Blue meteor fireball lights up the sky over Cork, Ireland


File photo of meteor
At midnight on Thursday, while most of Cork was tucked up in bed, bright flashes of light were turning the sky overhead blue.

"We think it might have been a random fireball," David Moore, editor of Astronomy Ireland magazine, told the Irish Examiner.

"A fireball is just a piece of material burning up in the earth's atmosphere, it's just a very bright shooting star," he added.

Mr Moore said that if anyone in the south west of Ireland saw the flashes of blue light, to visit Astronomy.ie and click on the link 'Report a Fireball.'
Just saw the whole #sky light up looking North from #Cork Like #lightning only none on radar?? What gives?? #Meteor? #Fireball? #Explosion?

— Darren Forde (@darrenforde) July 21, 2016

Comment: The skies certainly seem to heating up lately, the above is the 7th fireball report within the last 5 days:

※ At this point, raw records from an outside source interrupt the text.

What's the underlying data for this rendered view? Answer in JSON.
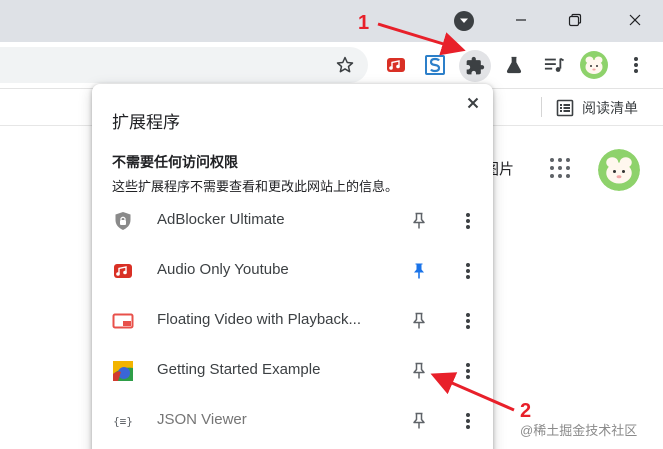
{
  "toolbar": {
    "icons": [
      "bookmark-star-icon",
      "audio-only-extension-icon",
      "s-extension-icon",
      "extensions-puzzle-icon",
      "labs-flask-icon",
      "media-control-icon",
      "profile-avatar",
      "more-vert-icon"
    ]
  },
  "bookmarks_bar": {
    "reading_list_label": "阅读清单"
  },
  "page": {
    "images_label": "图片"
  },
  "extensions_popup": {
    "title": "扩展程序",
    "section_heading": "不需要任何访问权限",
    "section_description": "这些扩展程序不需要查看和更改此网站上的信息。",
    "items": [
      {
        "name": "AdBlocker Ultimate",
        "icon": "shield-icon",
        "pinned": false,
        "dimmed": false
      },
      {
        "name": "Audio Only Youtube",
        "icon": "audio-only-icon",
        "pinned": true,
        "dimmed": false
      },
      {
        "name": "Floating Video with Playback...",
        "icon": "floating-video-icon",
        "pinned": false,
        "dimmed": false
      },
      {
        "name": "Getting Started Example",
        "icon": "color-square-icon",
        "pinned": false,
        "dimmed": false
      },
      {
        "name": "JSON Viewer",
        "icon": "json-braces-icon",
        "pinned": false,
        "dimmed": true
      }
    ]
  },
  "annotations": {
    "label_1": "1",
    "label_2": "2",
    "color": "#e8202a"
  },
  "watermark": "@稀土掘金技术社区",
  "colors": {
    "titlebar": "#dee1e6",
    "pin_active": "#1a73e8",
    "icon_gray": "#5f6368"
  }
}
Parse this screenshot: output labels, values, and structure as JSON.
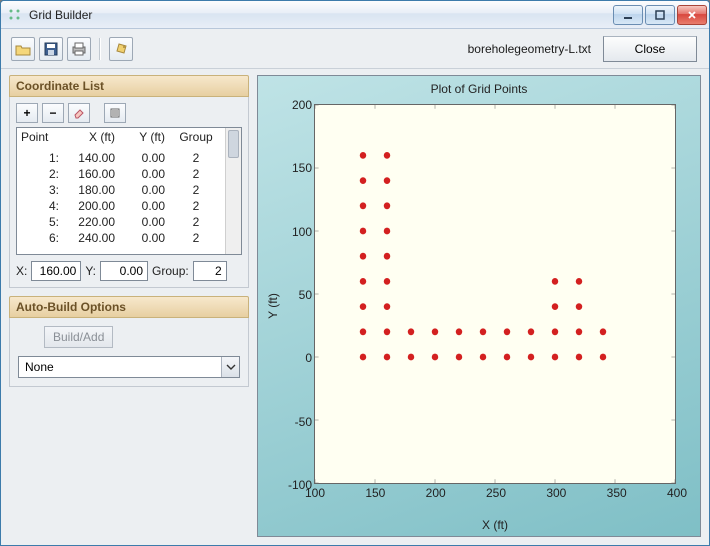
{
  "window": {
    "title": "Grid Builder"
  },
  "toolbar": {
    "filename": "boreholegeometry-L.txt",
    "close_label": "Close"
  },
  "coord_section": {
    "title": "Coordinate List",
    "columns": {
      "point": "Point",
      "x": "X (ft)",
      "y": "Y (ft)",
      "group": "Group"
    },
    "rows": [
      {
        "pt": "1:",
        "x": "140.00",
        "y": "0.00",
        "g": "2"
      },
      {
        "pt": "2:",
        "x": "160.00",
        "y": "0.00",
        "g": "2"
      },
      {
        "pt": "3:",
        "x": "180.00",
        "y": "0.00",
        "g": "2"
      },
      {
        "pt": "4:",
        "x": "200.00",
        "y": "0.00",
        "g": "2"
      },
      {
        "pt": "5:",
        "x": "220.00",
        "y": "0.00",
        "g": "2"
      },
      {
        "pt": "6:",
        "x": "240.00",
        "y": "0.00",
        "g": "2"
      }
    ],
    "edit": {
      "x_label": "X:",
      "x_value": "160.00",
      "y_label": "Y:",
      "y_value": "0.00",
      "g_label": "Group:",
      "g_value": "2"
    }
  },
  "auto_section": {
    "title": "Auto-Build Options",
    "build_label": "Build/Add",
    "combo_value": "None"
  },
  "chart_data": {
    "type": "scatter",
    "title": "Plot of Grid Points",
    "xlabel": "X (ft)",
    "ylabel": "Y (ft)",
    "xlim": [
      100,
      400
    ],
    "ylim": [
      -100,
      200
    ],
    "xticks": [
      100,
      150,
      200,
      250,
      300,
      350,
      400
    ],
    "yticks": [
      -100,
      -50,
      0,
      50,
      100,
      150,
      200
    ],
    "points": [
      [
        140,
        0
      ],
      [
        160,
        0
      ],
      [
        180,
        0
      ],
      [
        200,
        0
      ],
      [
        220,
        0
      ],
      [
        240,
        0
      ],
      [
        260,
        0
      ],
      [
        280,
        0
      ],
      [
        300,
        0
      ],
      [
        320,
        0
      ],
      [
        340,
        0
      ],
      [
        140,
        20
      ],
      [
        160,
        20
      ],
      [
        180,
        20
      ],
      [
        200,
        20
      ],
      [
        220,
        20
      ],
      [
        240,
        20
      ],
      [
        260,
        20
      ],
      [
        280,
        20
      ],
      [
        300,
        20
      ],
      [
        320,
        20
      ],
      [
        340,
        20
      ],
      [
        140,
        40
      ],
      [
        160,
        40
      ],
      [
        300,
        40
      ],
      [
        320,
        40
      ],
      [
        140,
        60
      ],
      [
        160,
        60
      ],
      [
        300,
        60
      ],
      [
        320,
        60
      ],
      [
        140,
        80
      ],
      [
        160,
        80
      ],
      [
        140,
        100
      ],
      [
        160,
        100
      ],
      [
        140,
        120
      ],
      [
        160,
        120
      ],
      [
        140,
        140
      ],
      [
        160,
        140
      ],
      [
        140,
        160
      ],
      [
        160,
        160
      ]
    ]
  }
}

Fireball 4

Meteor fireball 'brighter than Venus' seen in Osaka, Japan

© Via Facebook/Satoshi Uehara
At 3 this morning, 25 minutes, 50 seconds of fireball.
- 5.3, etc. It was brighter than Venus around, but if the dark shadows I think I can.


Comment: Multiple sightings of a meteor fireball over Japan

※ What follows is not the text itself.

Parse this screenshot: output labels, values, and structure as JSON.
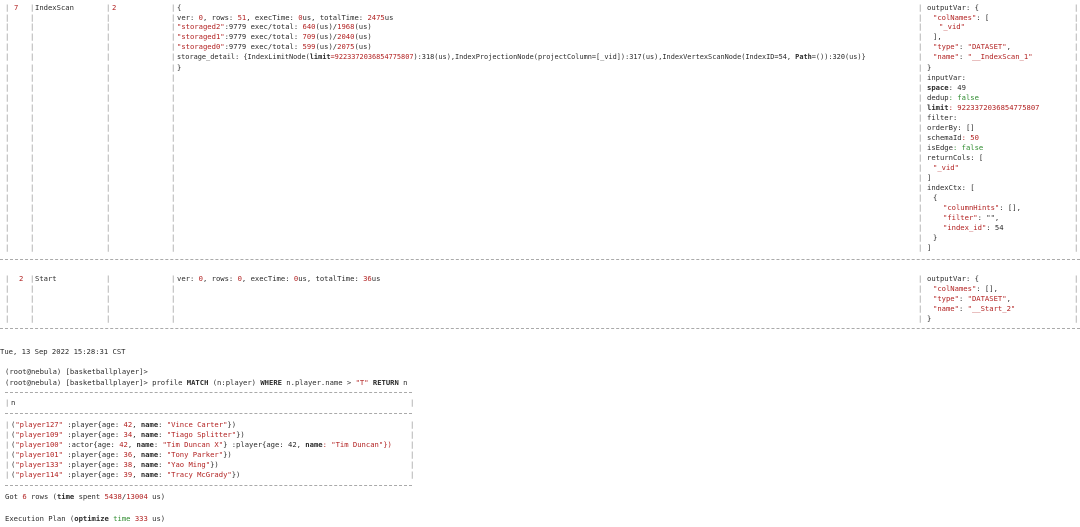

Meteor

Multiple explosions from meteor fireball shake buildings in General Roca, Argentina

© Arynews.tv
Residents of a city in southern Argentina got a scare when a series of powerful explosions shook homes and buildings Wednesday, but the cause turned out to be a natural wonder: a meteor disintegrating overhead.

It was an ordinary Wednesday afternoon in General Roca, a city of 85,000 people, when suddenly a series of loud blasts caused buildings to shake and windows to rattle. "Everything trembled," said Martin Soria, the local mayor.

Police, firefighters and emergency workers rushed to the scene, but found no evidence of a bomb, earthquake or calamity.

Finally, scientists pieced together the reason: A meteor had entered the Earth's atmosphere some 10,000 meters (33,000 feet) overhead, traveling at 2,400 kilometers (1,500 miles) per hour.

"It took everyone by surprise because it entered the atmosphere over an inhabited area. If it had fallen over the desert, the sea, Antarctica, we would never have known," said astronomer Roberto Figueroa, head of the nearby Neuquen observatory. He estimated the meteor measured about 12 meters in diameter before breaking into three fragments.